→ **WHAT YOU HAVE TO DO**
Find each line of the entries with the string "Allow", please, and copy it.
——
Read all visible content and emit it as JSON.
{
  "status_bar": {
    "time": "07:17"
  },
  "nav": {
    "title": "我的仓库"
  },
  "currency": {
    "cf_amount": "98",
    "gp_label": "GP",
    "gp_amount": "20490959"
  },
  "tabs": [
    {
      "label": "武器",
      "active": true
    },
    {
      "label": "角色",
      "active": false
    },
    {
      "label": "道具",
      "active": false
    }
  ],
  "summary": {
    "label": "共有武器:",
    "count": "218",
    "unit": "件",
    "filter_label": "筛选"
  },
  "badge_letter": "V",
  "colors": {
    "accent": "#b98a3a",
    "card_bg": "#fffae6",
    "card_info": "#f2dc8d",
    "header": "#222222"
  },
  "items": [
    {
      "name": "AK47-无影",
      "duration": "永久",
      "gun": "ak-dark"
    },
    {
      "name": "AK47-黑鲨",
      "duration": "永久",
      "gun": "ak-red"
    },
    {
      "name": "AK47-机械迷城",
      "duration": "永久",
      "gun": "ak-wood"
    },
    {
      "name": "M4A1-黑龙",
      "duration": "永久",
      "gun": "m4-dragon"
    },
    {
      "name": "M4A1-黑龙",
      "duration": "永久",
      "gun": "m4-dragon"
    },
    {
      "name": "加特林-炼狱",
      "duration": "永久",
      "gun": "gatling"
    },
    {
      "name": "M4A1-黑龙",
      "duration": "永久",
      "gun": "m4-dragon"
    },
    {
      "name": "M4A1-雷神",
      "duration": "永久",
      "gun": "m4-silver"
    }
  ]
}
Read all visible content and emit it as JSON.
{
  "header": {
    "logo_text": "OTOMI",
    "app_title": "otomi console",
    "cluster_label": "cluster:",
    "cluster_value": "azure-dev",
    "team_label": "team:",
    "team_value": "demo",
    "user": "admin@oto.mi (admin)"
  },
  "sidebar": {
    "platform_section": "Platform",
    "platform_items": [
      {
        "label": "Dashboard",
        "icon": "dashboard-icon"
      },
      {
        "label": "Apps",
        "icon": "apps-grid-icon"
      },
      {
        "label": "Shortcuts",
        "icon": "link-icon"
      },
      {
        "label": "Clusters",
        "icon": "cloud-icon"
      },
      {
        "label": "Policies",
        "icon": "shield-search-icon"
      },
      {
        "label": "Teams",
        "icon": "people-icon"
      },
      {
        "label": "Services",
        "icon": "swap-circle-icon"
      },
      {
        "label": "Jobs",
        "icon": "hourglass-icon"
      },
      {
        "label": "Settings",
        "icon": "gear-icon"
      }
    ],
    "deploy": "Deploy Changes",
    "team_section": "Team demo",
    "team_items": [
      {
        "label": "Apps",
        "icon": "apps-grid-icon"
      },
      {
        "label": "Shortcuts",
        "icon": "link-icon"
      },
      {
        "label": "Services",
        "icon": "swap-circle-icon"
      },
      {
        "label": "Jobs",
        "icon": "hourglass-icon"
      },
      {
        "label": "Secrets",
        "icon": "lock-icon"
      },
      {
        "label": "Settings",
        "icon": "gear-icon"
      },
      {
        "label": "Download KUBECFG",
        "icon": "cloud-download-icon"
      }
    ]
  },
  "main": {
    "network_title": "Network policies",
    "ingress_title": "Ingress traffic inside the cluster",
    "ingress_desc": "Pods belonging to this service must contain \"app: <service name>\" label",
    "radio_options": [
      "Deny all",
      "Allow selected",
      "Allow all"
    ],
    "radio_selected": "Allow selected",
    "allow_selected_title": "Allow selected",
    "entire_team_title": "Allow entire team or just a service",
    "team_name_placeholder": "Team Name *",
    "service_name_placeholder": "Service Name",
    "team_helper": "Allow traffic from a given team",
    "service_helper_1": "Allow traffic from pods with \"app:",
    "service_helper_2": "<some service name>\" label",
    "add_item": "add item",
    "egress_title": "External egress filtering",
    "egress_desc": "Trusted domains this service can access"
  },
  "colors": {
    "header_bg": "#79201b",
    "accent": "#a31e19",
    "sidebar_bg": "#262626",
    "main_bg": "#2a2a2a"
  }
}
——
→ **ANSWER SPACE**
      "Allow selected",
      "Allow all"
    "radio_selected": "Allow selected",
    "allow_selected_title": "Allow selected",
    "entire_team_title": "Allow entire team or just a service",
    "team_helper": "Allow traffic from a given team",
    "service_helper_1": "Allow traffic from pods with \"app:",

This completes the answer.